Chinese internet group Tencent Holdings wants to expand into industries such as healthcare and connected cars as it faces tougher regulations in its home country.
In September, China’s largest social media and gaming company announced a major restructuring for the first time in six years. The move came after the Chinese government took steps to tighten control over its internet sector, from mobile gaming to mobile payments, even as some of the biggest firms compete more fiercely with one another for eyeballs, wallet share and, of course, game play.
As a result, Tencent executives decided to consolidate three content business groups to one unit and implement a new group for cloud and smart industries. In addition, the company will “further explore the integration of social, content and technology that is more suitable for future trends and promote the upgrade from consumer internet to industrial internet.” It will also create a technology committee to help bolster its research and development, as well as foster collaboration and innovation.

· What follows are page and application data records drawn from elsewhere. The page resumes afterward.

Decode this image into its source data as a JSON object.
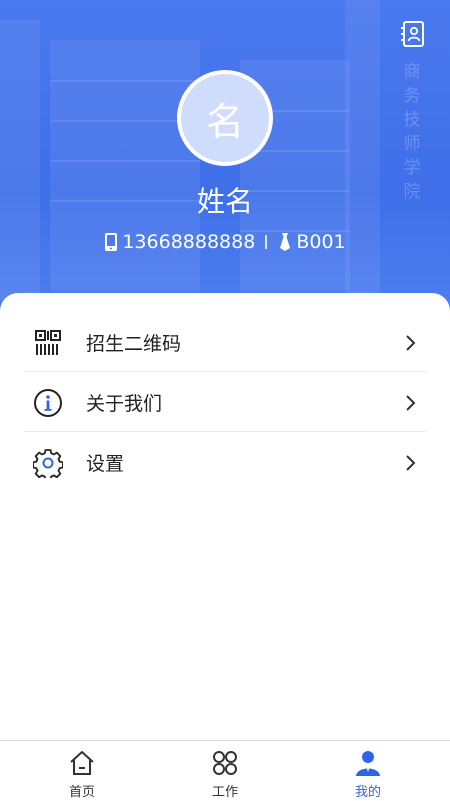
{
  "header": {
    "watermark_text": "商务技师学院",
    "avatar_char": "名",
    "name": "姓名",
    "phone": "13668888888",
    "employee_id": "B001",
    "icons": {
      "contact": "contact-card-icon",
      "phone": "phone-icon",
      "id": "tie-icon"
    }
  },
  "menu": {
    "items": [
      {
        "label": "招生二维码",
        "icon": "qr-code-icon"
      },
      {
        "label": "关于我们",
        "icon": "info-icon"
      },
      {
        "label": "设置",
        "icon": "gear-icon"
      }
    ]
  },
  "tabs": [
    {
      "label": "首页",
      "icon": "home-icon",
      "active": false
    },
    {
      "label": "工作",
      "icon": "work-grid-icon",
      "active": false
    },
    {
      "label": "我的",
      "icon": "profile-icon",
      "active": true
    }
  ],
  "colors": {
    "header_blue": "#4a78ee",
    "accent": "#2f64e6",
    "text": "#222222"
  }
}
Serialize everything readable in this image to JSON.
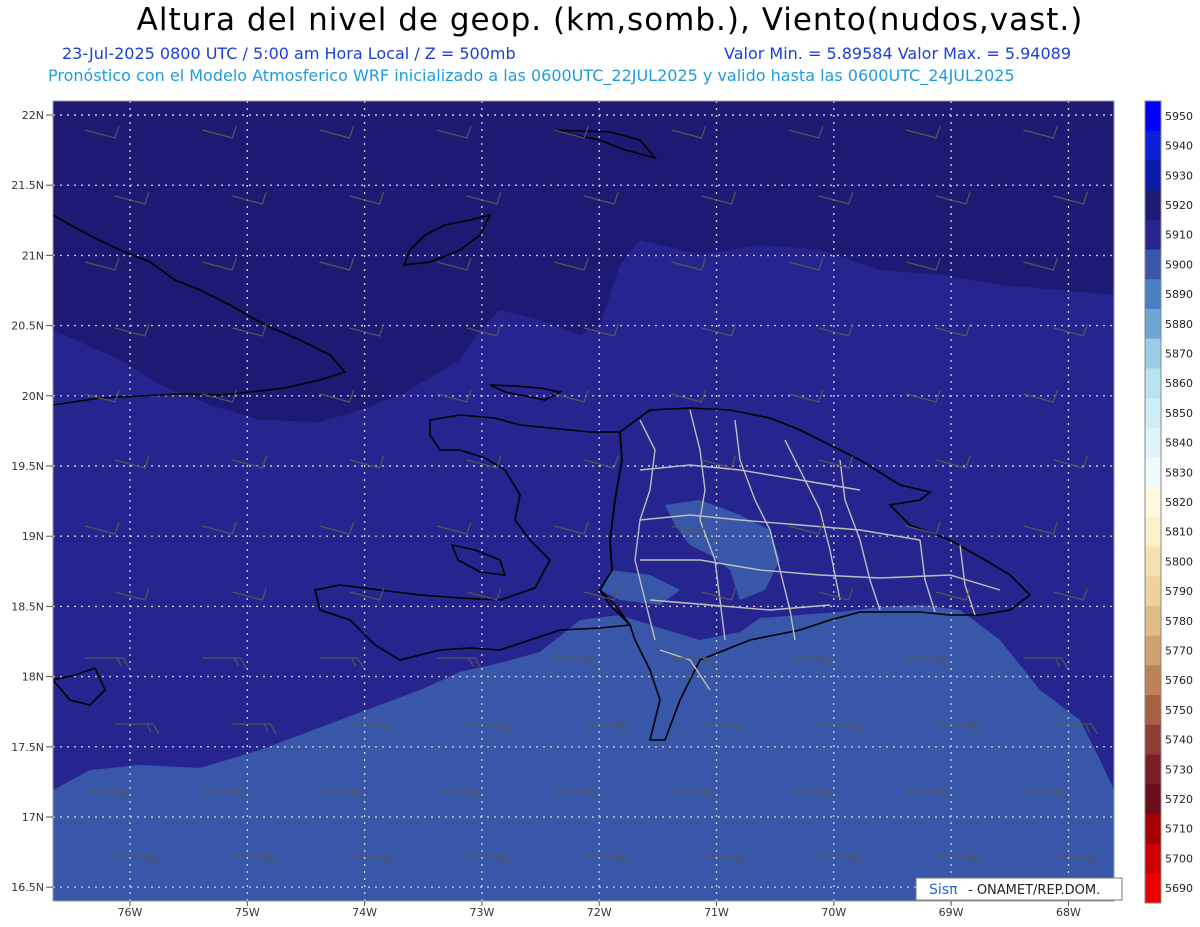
{
  "header": {
    "title": "Altura del nivel de geop. (km,somb.), Viento(nudos,vast.)",
    "date_time": "23-Jul-2025   0800 UTC / 5:00 am Hora Local / Z = 500mb",
    "minmax": "Valor Min. = 5.89584   Valor Max. = 5.94089",
    "model_info": "Pronóstico con el Modelo Atmosferico WRF inicializado a las 0600UTC_22JUL2025 y valido hasta las   0600UTC_24JUL2025"
  },
  "map": {
    "lat_labels": [
      "22N",
      "21.5N",
      "21N",
      "20.5N",
      "20N",
      "19.5N",
      "19N",
      "18.5N",
      "18N",
      "17.5N",
      "17N",
      "16.5N"
    ],
    "lon_labels": [
      "76W",
      "75W",
      "74W",
      "73W",
      "72W",
      "71W",
      "70W",
      "69W",
      "68W"
    ],
    "colors": {
      "level_5920": "#1e1a73",
      "level_5910": "#26258f",
      "level_5900": "#3957a8",
      "land_outline": "#000000",
      "province_outline": "#bdbdbd",
      "barb": "#555555"
    }
  },
  "colorbar": {
    "levels": [
      "5950",
      "5940",
      "5930",
      "5920",
      "5910",
      "5900",
      "5890",
      "5880",
      "5870",
      "5860",
      "5850",
      "5840",
      "5830",
      "5820",
      "5810",
      "5800",
      "5790",
      "5780",
      "5770",
      "5760",
      "5750",
      "5740",
      "5730",
      "5720",
      "5710",
      "5700",
      "5690"
    ],
    "colors": [
      "#0000ff",
      "#0a1fd6",
      "#0d1aa8",
      "#1e1a73",
      "#26258f",
      "#3957a8",
      "#4a7fc0",
      "#6fa6d4",
      "#9ccbe6",
      "#b7e2ee",
      "#cdeef6",
      "#dff4fa",
      "#eefafc",
      "#fffbe0",
      "#fbf0c8",
      "#f4e2b0",
      "#ecd39d",
      "#e0bd85",
      "#cfa070",
      "#bd8257",
      "#a86045",
      "#8e3e36",
      "#7a1e2a",
      "#6a0d1d",
      "#a50000",
      "#cc0000",
      "#ee0000"
    ]
  },
  "credit": {
    "brand": "Sisπ",
    "text": " - ONAMET/REP.DOM."
  }
}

“If the development of internet is said to have centered on consumers over the past 20 years, it will probably focus on business and industry over the next 20 years,” Dowson Tong, president of Tencent’s newly formed Cloud and Smart Industries Group, said at a livecast event in Nanjing, according to Reuters.
Tong added that the company would continue to improve its consumer internet services, while also developing new industry-facing services in sectors such as healthcare, transportation, education and retail.
Tencent Vice President Zhong Xiangping also revealed the company’s autonomous driving business was a software and services provider, as well as a unit that offers cloud services to business partners in connected cars. Tencent has already received road testing licenses in Shenzhen and Beijing.
Lin Songtao, vice president in charge of Tencent’s content platforms, said the company set aside a 5 billion yuan ($720.13 million) fund to boost creative content for Tencent’s platforms, including WeChat, music apps and Yoo, a new short-form video app that will focus on content between one to three minutes.